Richardson Lofts Update
I mentioned here August 12th that the Richardson Lofts project near PruCenter looks abandoned. Here's a foto of it in its augmented form, with two stories added, as of October of last year. (Note the two areas of black, wrought-iron-enclosed balconies on the Green Street (near) side. I don't know if there are balconies on the far side, because I didn't notice these when I was near, but only in reviewing my fotos today!)
On the 16th, I received this informative email:
... I was one of the investors in the Richardson Building in Newark. The project was run by NewWork and ran over budget. The project was sold to RPM Development out of Monclair NJ. They will finish the project in the next twelve months.
Thanks for the info. I'll mention it. I hope you came out of the deal alrite.
To which he replied:
I'm still standing. It was a nightmare. Glad it's behind me. Thanks
Newark-boosters have to hope that investors active in developing housing here don't lose their shirt, but do well, so others will bring in money from outside (like those billions and billions that NYC has attracted from all over the world) and do great things for this great city. In any case, let's hope everything works out great for everyone involved in the Richardson Lofts project, which is in a great location, only 2½ blocks from the Prudential Center and 6½ blocks (less than a 10-minute walk) from Newark Penn Station. I imagine the apartments on upper floors (even perhaps from the 3d or 4th floor, if not even the 2d, there being nothing very tall around that building) have wonderful views of Downtown Newark and both Downtown and Midtown Manhattan. And how do you beat the location, esp. if you're a sports and big-name-concert fan?
In August 2009, this is what the Richardson Lofts project looked like. There is a banner, most of it blown up from the façade onto the roof, that indicates that at that point people could have inquired into rentals that were supposed to start in spring 2010. (The website for that original project is still online, giving comparable rents for Manhattan, Brooklyn, and Jersey City. I imagine, but do not know, that Hoboken would be a little more expensive than J.C.) There were even "affordable" housing units set aside.
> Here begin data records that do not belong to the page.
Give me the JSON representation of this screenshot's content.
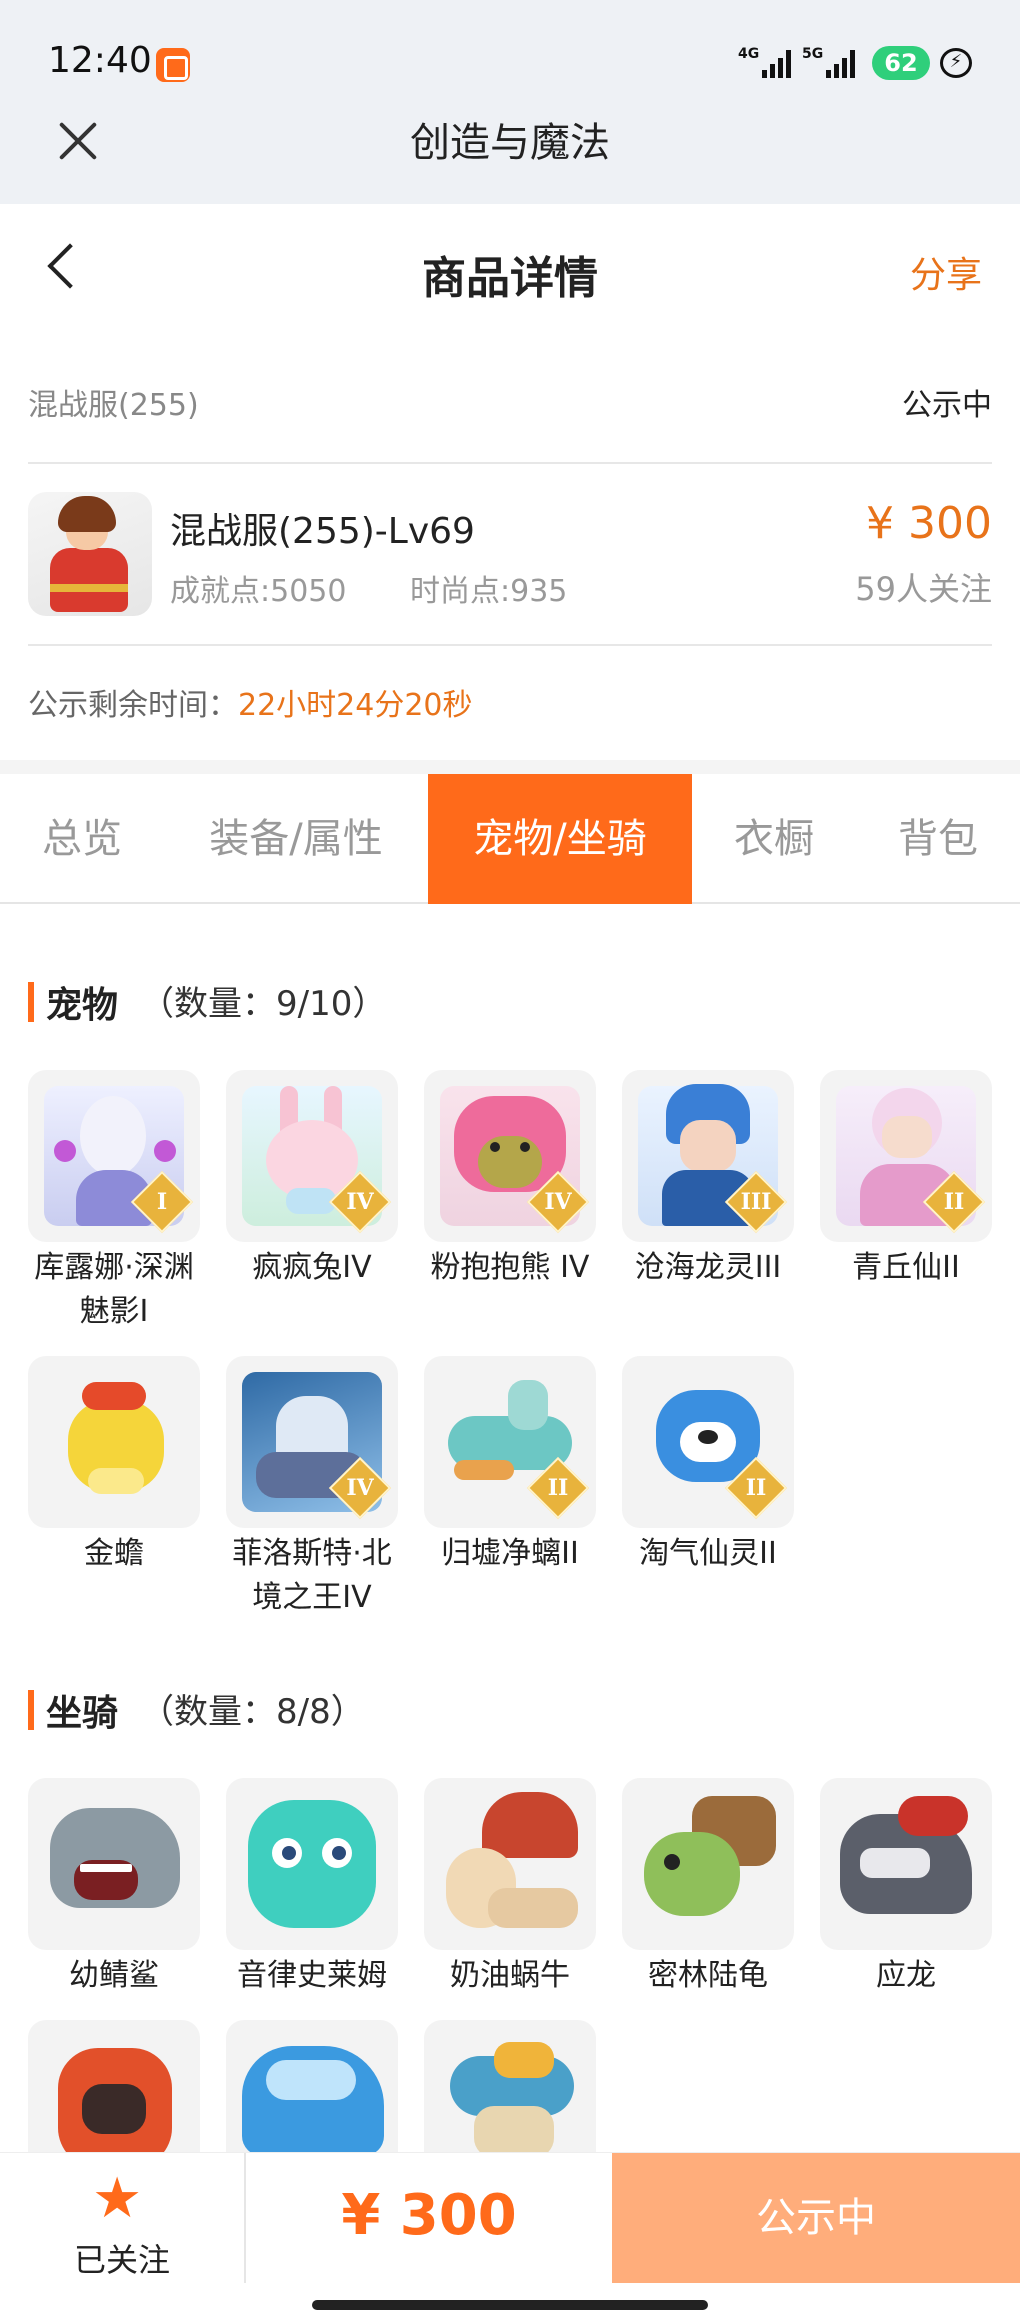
{
  "status_bar": {
    "time": "12:40",
    "net1": "4G",
    "net2": "5G",
    "battery": "62",
    "app_icon": "kuaishou-app-icon",
    "charge_icon": "charging-icon"
  },
  "app_header": {
    "close_icon": "close-icon",
    "title": "创造与魔法"
  },
  "nav": {
    "back_icon": "chevron-left-icon",
    "title": "商品详情",
    "share": "分享"
  },
  "listing": {
    "server": "混战服(255)",
    "status": "公示中",
    "product_title": "混战服(255)-Lv69",
    "achievement": "成就点:5050",
    "fashion": "时尚点:935",
    "price": "¥ 300",
    "followers": "59人关注",
    "timer_label": "公示剩余时间：",
    "timer_value": "22小时24分20秒"
  },
  "tabs": [
    "总览",
    "装备/属性",
    "宠物/坐骑",
    "衣橱",
    "背包"
  ],
  "active_tab": 2,
  "pets": {
    "title": "宠物",
    "count": "（数量：9/10）",
    "items": [
      {
        "name": "库露娜·深渊魅影I",
        "badge": "I"
      },
      {
        "name": "疯疯兔IV",
        "badge": "IV"
      },
      {
        "name": "粉抱抱熊 IV",
        "badge": "IV"
      },
      {
        "name": "沧海龙灵III",
        "badge": "III"
      },
      {
        "name": "青丘仙II",
        "badge": "II"
      },
      {
        "name": "金蟾",
        "badge": ""
      },
      {
        "name": "菲洛斯特·北境之王IV",
        "badge": "IV"
      },
      {
        "name": "归墟净螭II",
        "badge": "II"
      },
      {
        "name": "淘气仙灵II",
        "badge": "II"
      }
    ]
  },
  "mounts": {
    "title": "坐骑",
    "count": "（数量：8/8）",
    "items": [
      {
        "name": "幼鲭鲨"
      },
      {
        "name": "音律史莱姆"
      },
      {
        "name": "奶油蜗牛"
      },
      {
        "name": "密林陆龟"
      },
      {
        "name": "应龙"
      },
      {
        "name": ""
      },
      {
        "name": ""
      },
      {
        "name": ""
      }
    ]
  },
  "bottom_bar": {
    "star_icon": "star-icon",
    "follow_label": "已关注",
    "price": "¥ 300",
    "status_button": "公示中"
  },
  "colors": {
    "accent": "#ff6a1a",
    "price": "#e8731a",
    "muted": "#999999"
  }
}
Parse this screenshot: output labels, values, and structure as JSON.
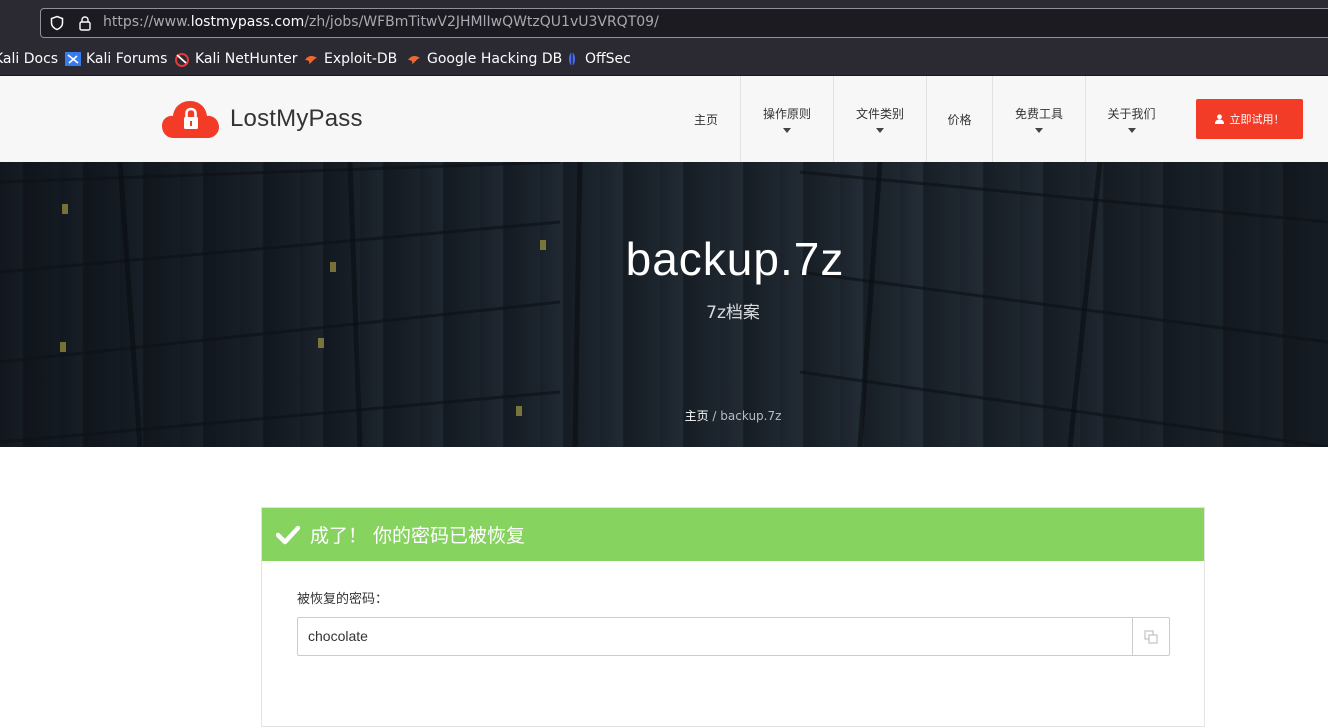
{
  "browser": {
    "url_prefix": "https://www.",
    "url_domain": "lostmypass.com",
    "url_path": "/zh/jobs/WFBmTitwV2JHMlIwQWtzQU1vU3VRQT09/",
    "bookmarks": [
      {
        "label": "Kali Docs",
        "icon": "kali-docs-icon"
      },
      {
        "label": "Kali Forums",
        "icon": "kali-forums-icon"
      },
      {
        "label": "Kali NetHunter",
        "icon": "kali-nethunter-icon"
      },
      {
        "label": "Exploit-DB",
        "icon": "exploit-db-icon"
      },
      {
        "label": "Google Hacking DB",
        "icon": "google-hacking-db-icon"
      },
      {
        "label": "OffSec",
        "icon": "offsec-icon"
      }
    ]
  },
  "header": {
    "logo_text": "LostMyPass",
    "nav": [
      {
        "label": "主页",
        "has_dropdown": false
      },
      {
        "label": "操作原则",
        "has_dropdown": true
      },
      {
        "label": "文件类别",
        "has_dropdown": true
      },
      {
        "label": "价格",
        "has_dropdown": false
      },
      {
        "label": "免费工具",
        "has_dropdown": true
      },
      {
        "label": "关于我们",
        "has_dropdown": true
      }
    ],
    "cta_label": "立即试用！",
    "brand_color": "#f23c27"
  },
  "hero": {
    "title": "backup.7z",
    "subtitle": "7z档案",
    "breadcrumb_home": "主页",
    "breadcrumb_sep": "/",
    "breadcrumb_current": "backup.7z"
  },
  "result": {
    "banner_text": "成了！ 你的密码已被恢复",
    "banner_color": "#86d35f",
    "field_label": "被恢复的密码：",
    "password": "chocolate"
  }
}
Then somebody decided to add two floors, and the whole project got pushed back. Perhaps they'd have done better to stick with the original six floors, and after their success with the Richardson Building, turned to other projects in the same great area, such as transforming the enormous Central Graphic Arts Building into apartments — that is, if the Newark Museum didn't decide to remove from Washington Street to the Central Graphic Arts Building, which is vastly larger, as well as a unified architectural entity of distinction. That would make enormous sense, in giving the Museum room to show much, if not even the bulk of its permanent collection in a single structure, whose renovation and repurposing would have to cost much less than the $200 million that NuMu is thinking of spending to stitch together its current ragtag collection of minor buildings. CGAB is, in any case, only one block from PruCenter and 2½ to 3 blocks from Penn Station (depending on whether your apartment is at the eastern or western end of the CGAB).
Now, if only I could win a couple hundred million dollars from the Powerball or MegaMillions lottery, I could become the preeminent (or "pre-eminent" another of those 826 words with variant spellings) Newark real-estate typhoon. (Yes, that is a tiny joke, playing upon the inclination of hostile people to view me as a blowhard. Not that any sensible person would so regard me, of course.)